I am going to tell you a story about justice achieved. I am proud to have been a part of it. My client is a lovely young woman who suffered neck and upper back pain and headaches, following an automobile crash that occurred several years ago. Those are rather classic whiplash symptoms.
But this has been anything but a classic case. I have written in previous columns that there are hard cases and easy cases. An easy case is where there is a lot of damage to the vehicles involved and the evidence of injury is more than just the injured victim saying she hurts.
This was a hard case. There was less than $600 damage to the rear bumper of my client’s vehicle, and no damage to the front bumper of the offending vehicle. There were two others in the vehicle with my client.
Neither of them had as much as a stiff neck as a result of the collision.
My client’s work as a store supervisor was not impacted to any significant degree. She continued to participate in her main recreational interest, softball, though less aggressively. But she did suffer very real pain and discomfort, though, due to the negligent driving of another motorist.

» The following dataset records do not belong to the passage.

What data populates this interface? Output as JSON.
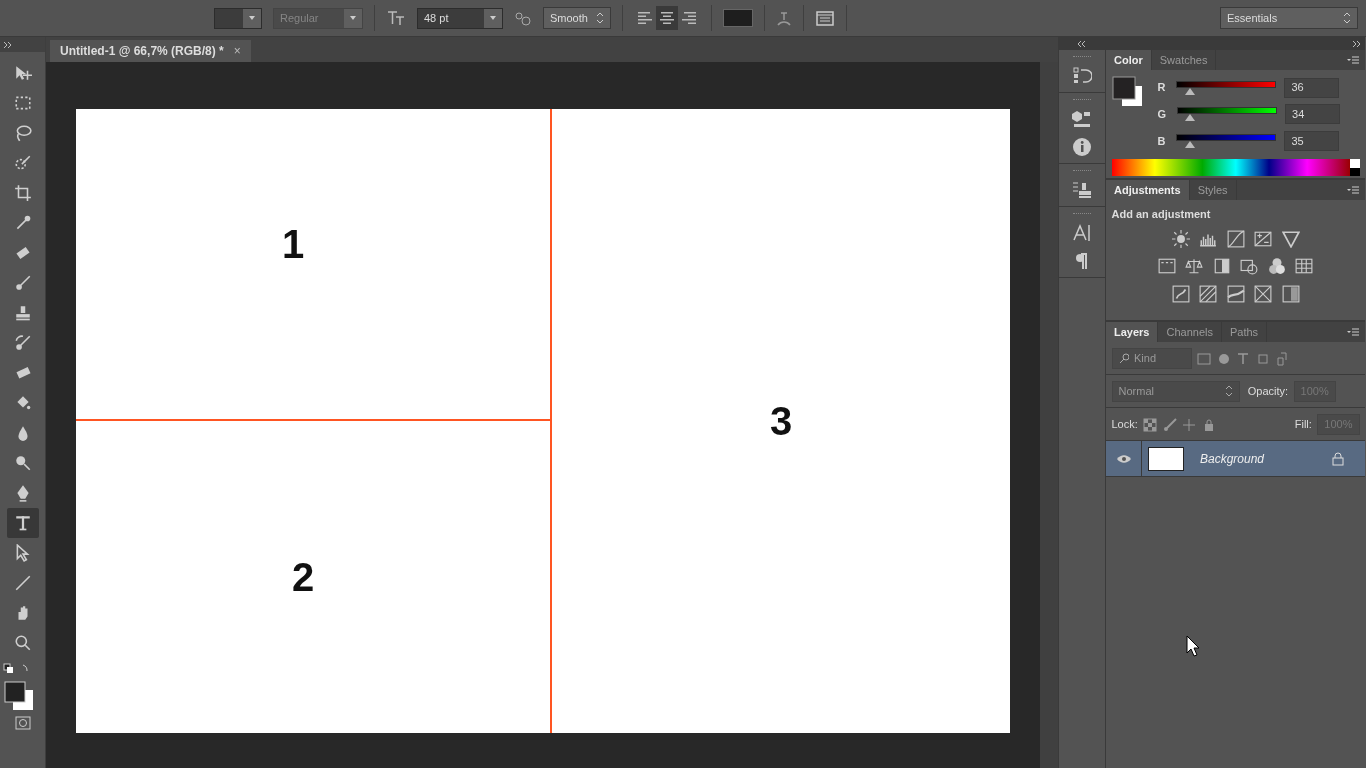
{
  "options_bar": {
    "font_style": "Regular",
    "font_size": "48 pt",
    "anti_alias": "Smooth",
    "align": [
      {
        "kind": "left",
        "selected": false
      },
      {
        "kind": "center",
        "selected": true
      },
      {
        "kind": "right",
        "selected": false
      }
    ],
    "workspace": "Essentials"
  },
  "tools": [
    {
      "kind": "move",
      "selected": false
    },
    {
      "kind": "marquee",
      "selected": false
    },
    {
      "kind": "lasso",
      "selected": false
    },
    {
      "kind": "quick-select",
      "selected": false
    },
    {
      "kind": "crop",
      "selected": false
    },
    {
      "kind": "eyedropper",
      "selected": false
    },
    {
      "kind": "healing",
      "selected": false
    },
    {
      "kind": "brush",
      "selected": false
    },
    {
      "kind": "stamp",
      "selected": false
    },
    {
      "kind": "history-brush",
      "selected": false
    },
    {
      "kind": "eraser",
      "selected": false
    },
    {
      "kind": "bucket",
      "selected": false
    },
    {
      "kind": "blur",
      "selected": false
    },
    {
      "kind": "dodge",
      "selected": false
    },
    {
      "kind": "pen",
      "selected": false
    },
    {
      "kind": "type",
      "selected": true
    },
    {
      "kind": "path-select",
      "selected": false
    },
    {
      "kind": "line",
      "selected": false
    },
    {
      "kind": "hand",
      "selected": false
    },
    {
      "kind": "zoom",
      "selected": false
    }
  ],
  "document_tab": {
    "title": "Untitled-1 @ 66,7% (RGB/8) *",
    "close": "×"
  },
  "canvas": {
    "cells": [
      {
        "label": "1"
      },
      {
        "label": "2"
      },
      {
        "label": "3"
      }
    ]
  },
  "color_panel": {
    "tabs": [
      {
        "label": "Color",
        "selected": true
      },
      {
        "label": "Swatches",
        "selected": false
      }
    ],
    "channels": [
      {
        "name": "R",
        "value": "36",
        "level": 0.14
      },
      {
        "name": "G",
        "value": "34",
        "level": 0.13
      },
      {
        "name": "B",
        "value": "35",
        "level": 0.14
      }
    ]
  },
  "adjustments_panel": {
    "tabs": [
      {
        "label": "Adjustments",
        "selected": true
      },
      {
        "label": "Styles",
        "selected": false
      }
    ],
    "heading": "Add an adjustment"
  },
  "layers_panel": {
    "tabs": [
      {
        "label": "Layers",
        "selected": true
      },
      {
        "label": "Channels",
        "selected": false
      },
      {
        "label": "Paths",
        "selected": false
      }
    ],
    "filter": "Kind",
    "blend_mode": "Normal",
    "opacity_label": "Opacity:",
    "opacity": "100%",
    "lock_label": "Lock:",
    "fill_label": "Fill:",
    "fill": "100%",
    "layers": [
      {
        "name": "Background",
        "selected": true,
        "visible": true,
        "locked": true
      }
    ]
  }
}
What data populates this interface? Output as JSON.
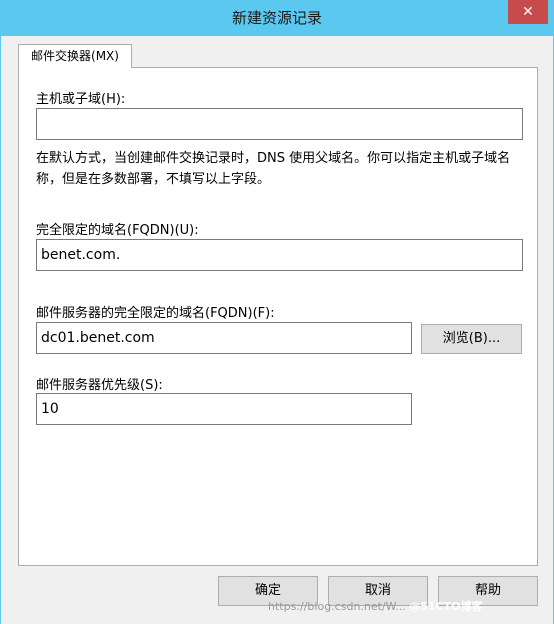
{
  "window": {
    "title": "新建资源记录",
    "close_glyph": "✕"
  },
  "tab": {
    "label": "邮件交换器(MX)"
  },
  "host": {
    "label": "主机或子域(H):",
    "value": ""
  },
  "description": "在默认方式，当创建邮件交换记录时，DNS 使用父域名。你可以指定主机或子域名称，但是在多数部署，不填写以上字段。",
  "fqdn": {
    "label": "完全限定的域名(FQDN)(U):",
    "value": "benet.com."
  },
  "mail_server": {
    "label": "邮件服务器的完全限定的域名(FQDN)(F):",
    "value": "dc01.benet.com",
    "browse_label": "浏览(B)..."
  },
  "priority": {
    "label": "邮件服务器优先级(S):",
    "value": "10"
  },
  "buttons": {
    "ok": "确定",
    "cancel": "取消",
    "help": "帮助"
  },
  "watermark": {
    "url": "https://blog.csdn.net/W...",
    "brand": "@51CTO博客"
  }
}
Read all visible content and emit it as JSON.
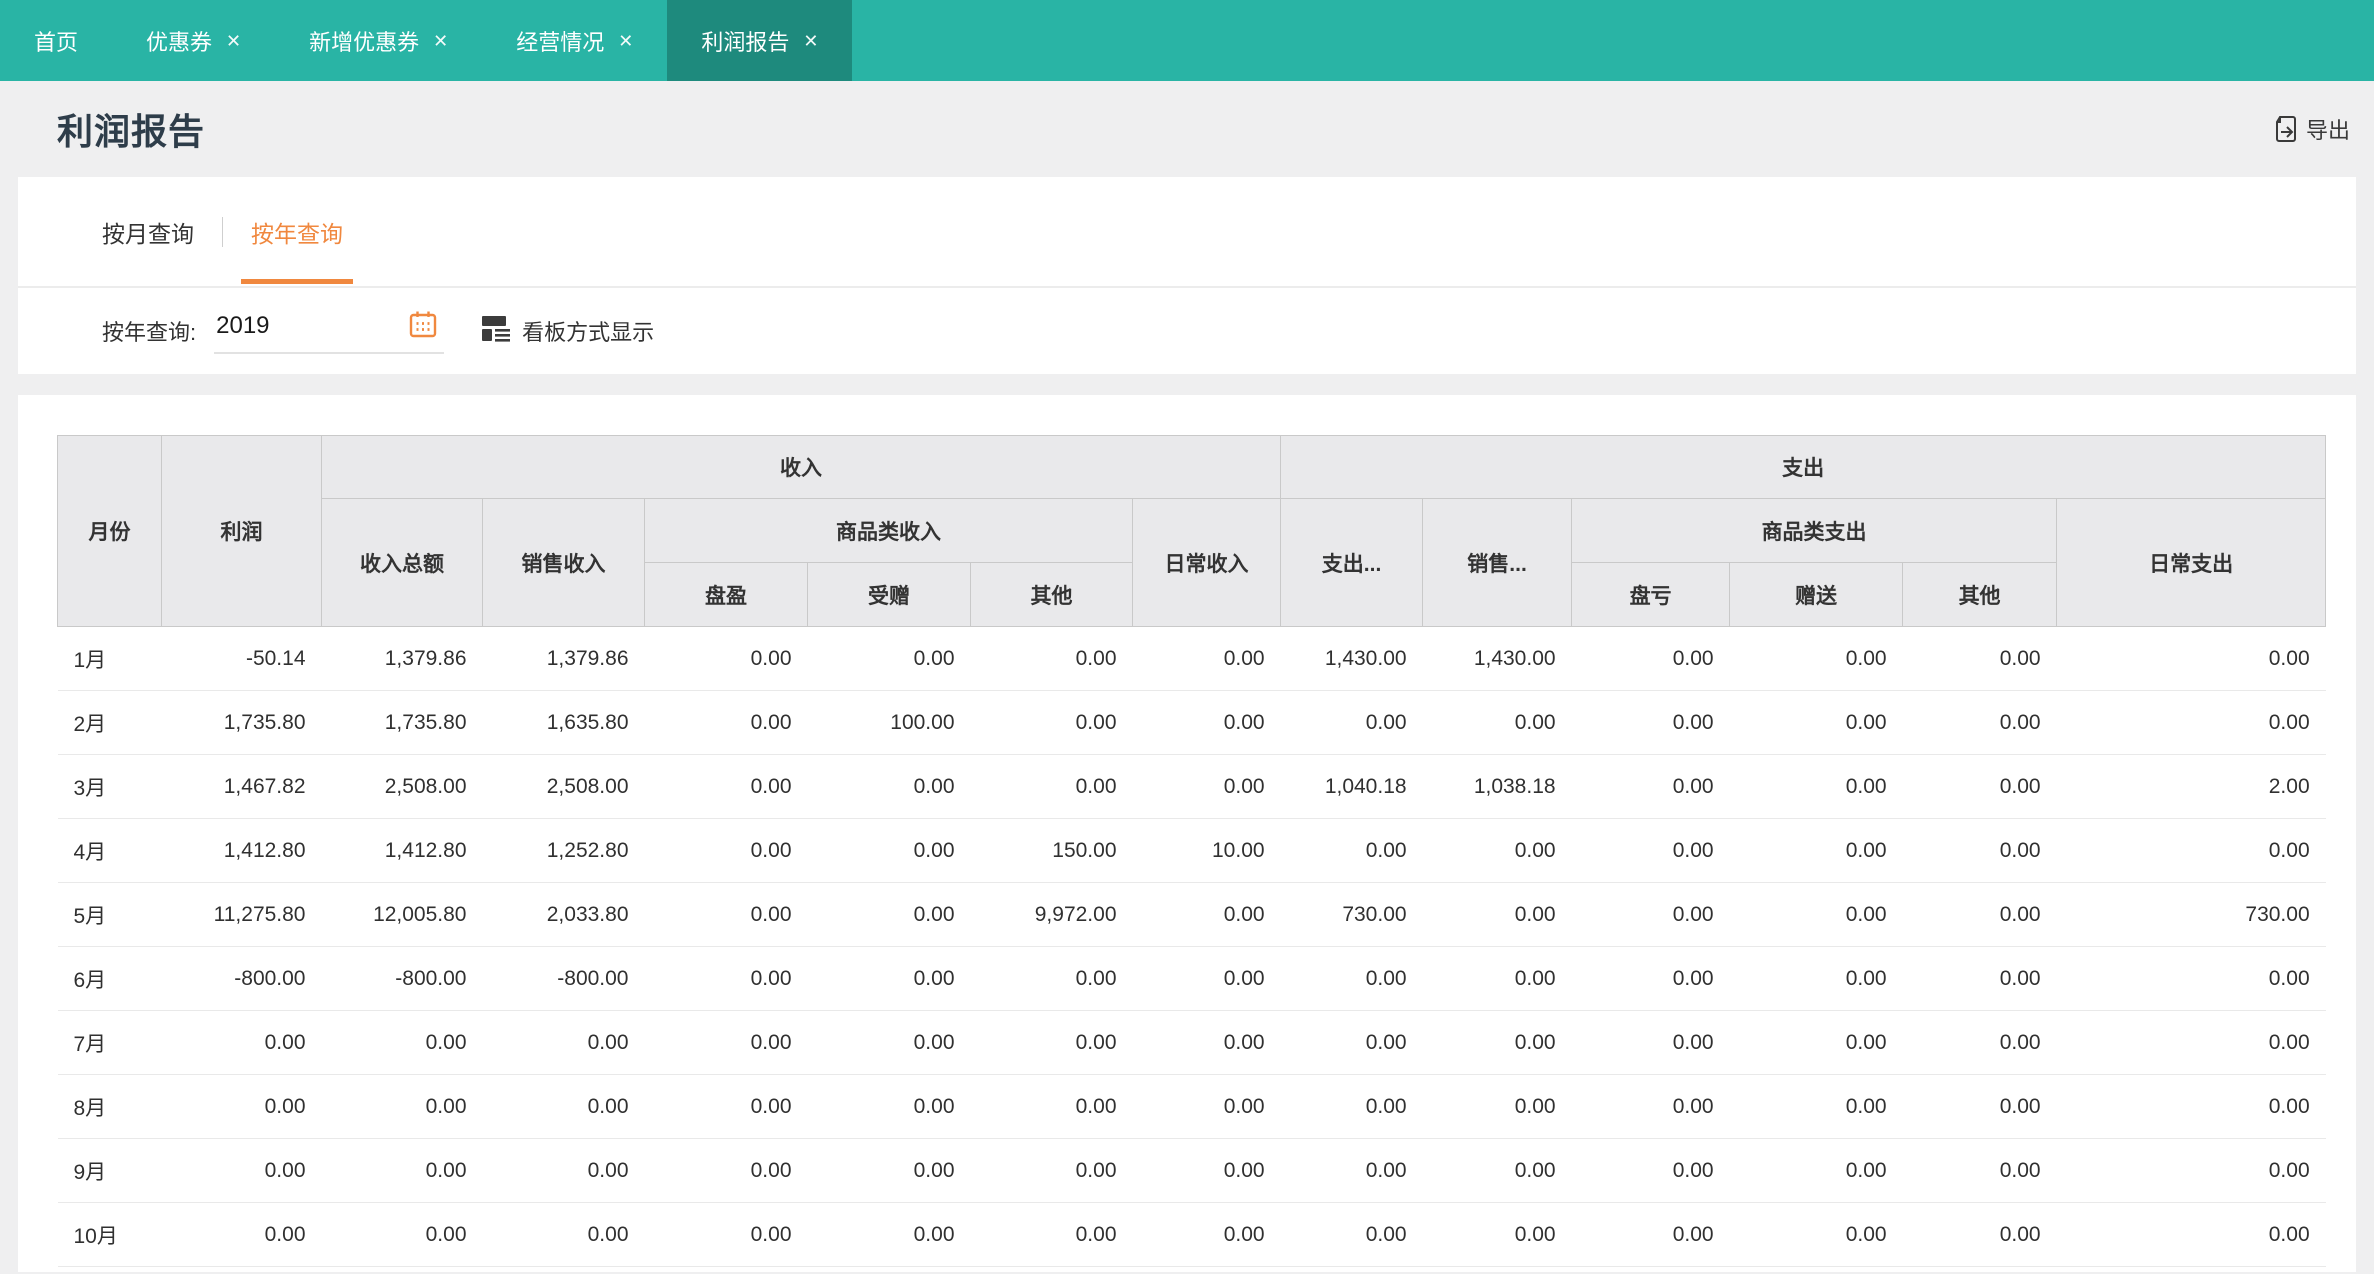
{
  "topbar": {
    "tabs": [
      {
        "label": "首页",
        "closable": false,
        "active": false
      },
      {
        "label": "优惠券",
        "closable": true,
        "active": false
      },
      {
        "label": "新增优惠券",
        "closable": true,
        "active": false
      },
      {
        "label": "经营情况",
        "closable": true,
        "active": false
      },
      {
        "label": "利润报告",
        "closable": true,
        "active": true
      }
    ]
  },
  "icons": {
    "close": "✕"
  },
  "page": {
    "title": "利润报告",
    "export_label": "导出"
  },
  "view_tabs": {
    "monthly": "按月查询",
    "yearly": "按年查询"
  },
  "filter": {
    "label": "按年查询:",
    "year": "2019",
    "board_label": "看板方式显示"
  },
  "table": {
    "headers": {
      "month": "月份",
      "profit": "利润",
      "income_group": "收入",
      "expense_group": "支出",
      "income_total": "收入总额",
      "income_sales": "销售收入",
      "income_goods_group": "商品类收入",
      "income_surplus": "盘盈",
      "income_gift": "受赠",
      "income_other": "其他",
      "income_daily": "日常收入",
      "expense_total": "支出...",
      "expense_sales": "销售...",
      "expense_goods_group": "商品类支出",
      "expense_loss": "盘亏",
      "expense_give": "赠送",
      "expense_other": "其他",
      "expense_daily": "日常支出"
    },
    "rows": [
      [
        "1月",
        "-50.14",
        "1,379.86",
        "1,379.86",
        "0.00",
        "0.00",
        "0.00",
        "0.00",
        "1,430.00",
        "1,430.00",
        "0.00",
        "0.00",
        "0.00",
        "0.00"
      ],
      [
        "2月",
        "1,735.80",
        "1,735.80",
        "1,635.80",
        "0.00",
        "100.00",
        "0.00",
        "0.00",
        "0.00",
        "0.00",
        "0.00",
        "0.00",
        "0.00",
        "0.00"
      ],
      [
        "3月",
        "1,467.82",
        "2,508.00",
        "2,508.00",
        "0.00",
        "0.00",
        "0.00",
        "0.00",
        "1,040.18",
        "1,038.18",
        "0.00",
        "0.00",
        "0.00",
        "2.00"
      ],
      [
        "4月",
        "1,412.80",
        "1,412.80",
        "1,252.80",
        "0.00",
        "0.00",
        "150.00",
        "10.00",
        "0.00",
        "0.00",
        "0.00",
        "0.00",
        "0.00",
        "0.00"
      ],
      [
        "5月",
        "11,275.80",
        "12,005.80",
        "2,033.80",
        "0.00",
        "0.00",
        "9,972.00",
        "0.00",
        "730.00",
        "0.00",
        "0.00",
        "0.00",
        "0.00",
        "730.00"
      ],
      [
        "6月",
        "-800.00",
        "-800.00",
        "-800.00",
        "0.00",
        "0.00",
        "0.00",
        "0.00",
        "0.00",
        "0.00",
        "0.00",
        "0.00",
        "0.00",
        "0.00"
      ],
      [
        "7月",
        "0.00",
        "0.00",
        "0.00",
        "0.00",
        "0.00",
        "0.00",
        "0.00",
        "0.00",
        "0.00",
        "0.00",
        "0.00",
        "0.00",
        "0.00"
      ],
      [
        "8月",
        "0.00",
        "0.00",
        "0.00",
        "0.00",
        "0.00",
        "0.00",
        "0.00",
        "0.00",
        "0.00",
        "0.00",
        "0.00",
        "0.00",
        "0.00"
      ],
      [
        "9月",
        "0.00",
        "0.00",
        "0.00",
        "0.00",
        "0.00",
        "0.00",
        "0.00",
        "0.00",
        "0.00",
        "0.00",
        "0.00",
        "0.00",
        "0.00"
      ],
      [
        "10月",
        "0.00",
        "0.00",
        "0.00",
        "0.00",
        "0.00",
        "0.00",
        "0.00",
        "0.00",
        "0.00",
        "0.00",
        "0.00",
        "0.00",
        "0.00"
      ]
    ]
  },
  "colors": {
    "brand_teal": "#29b4a5",
    "brand_teal_dark": "#1e8a7d",
    "accent_orange": "#f0883f",
    "header_bg": "#e9e9eb",
    "page_bg": "#efeff0"
  }
}
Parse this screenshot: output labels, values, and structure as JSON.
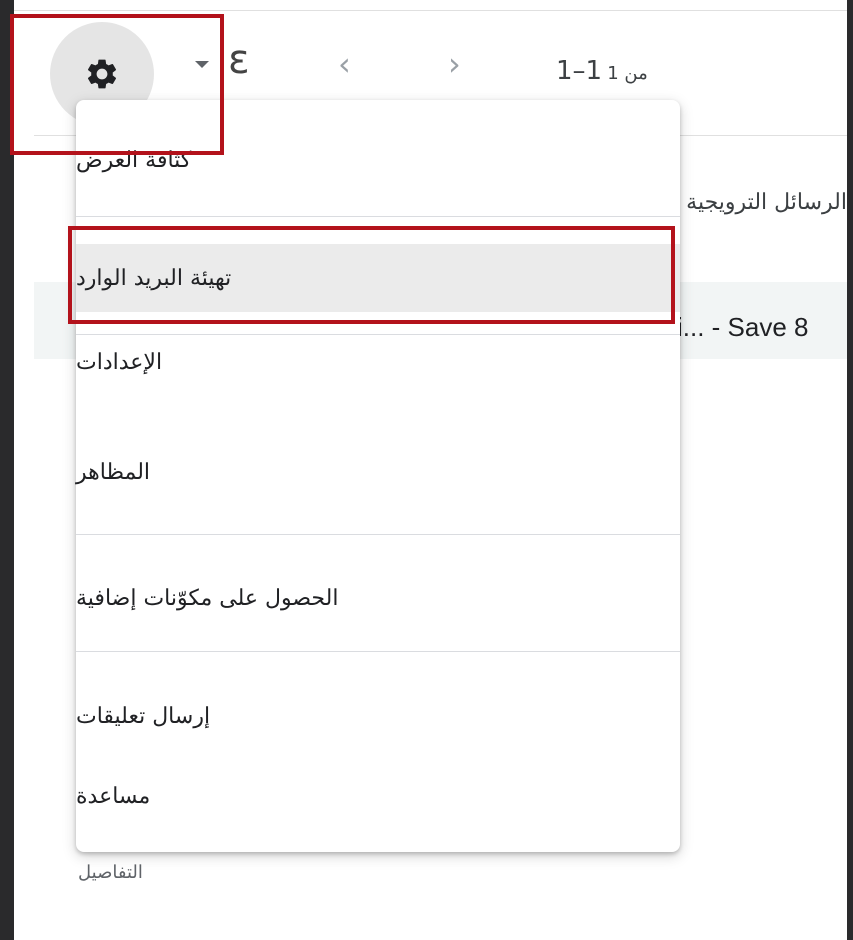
{
  "toolbar": {
    "settings_icon": "gear-icon",
    "dropdown_icon": "caret-down-icon",
    "lang_glyph": "ε",
    "prev_glyph": "‹",
    "next_glyph": "›",
    "pager_count": "1–1",
    "pager_of": "من 1"
  },
  "background": {
    "tab_label": "الرسائل الترويجية",
    "email_snippet": "i... - Save 8",
    "details_link": "التفاصيل"
  },
  "menu": {
    "display_density": "كثافة العرض",
    "configure_inbox": "تهيئة البريد الوارد",
    "settings": "الإعدادات",
    "themes": "المظاهر",
    "get_addons": "الحصول على مكوّنات إضافية",
    "send_feedback": "إرسال تعليقات",
    "help": "مساعدة"
  },
  "colors": {
    "highlight": "#b3121b",
    "active_row": "#ebebeb",
    "settings_button_bg": "#e5e5e5"
  }
}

The pain and discomfort is likely to last the rest of her life. How can that be? How could she have suffered a permanent injury when the other two people in the vehicle with her suffered no injury whatsoever? How could she have been injured as a result of a collision that resulted in so little damage to the vehicles?
It was as a result of that kind of skepticism that settled the case. The risk of a jury not believing my client was too great. How I wish that our court system would allow me to simply hook my client up to a lie detector machine.
No two people are the same. Even though most people may not be injured in a relatively minor incident, some definitely are. And that minority of our population is being actively discriminated against.
ICBC applied its “low velocity impact” policy and denied the claim outright. It wasn’t until almost two years, after I took on the case that it made its first offer, $10,000. I was told at that time that I shouldn’t expect any more to be offered.
Nine months later the offer doubled, with the emphatic indication that it was really the final offer. Finally, as the trial loomed, another “final” offer was made, this time more than doubling the second offer. The final settlement was for $41,000 plus costs of $15,000.
Why are victims of minor collisions discriminated against by insurance companies? Because it works. How many lawyers would take a case that will take years of work with no guarantee of any fees being paid?
If an injured victim cannot find a lawyer, what choices does he or she have? Some personal injury lawyers are driven more by a sense of justice than by their own (financial) bottom lines.
Don’t stand for a discriminatory insurance company policy. Look around. You will find a personal injury lawyer who will turn the tables on the company and hold its feet to the fire.
Published March 29, 2009 in Kelowna Capital News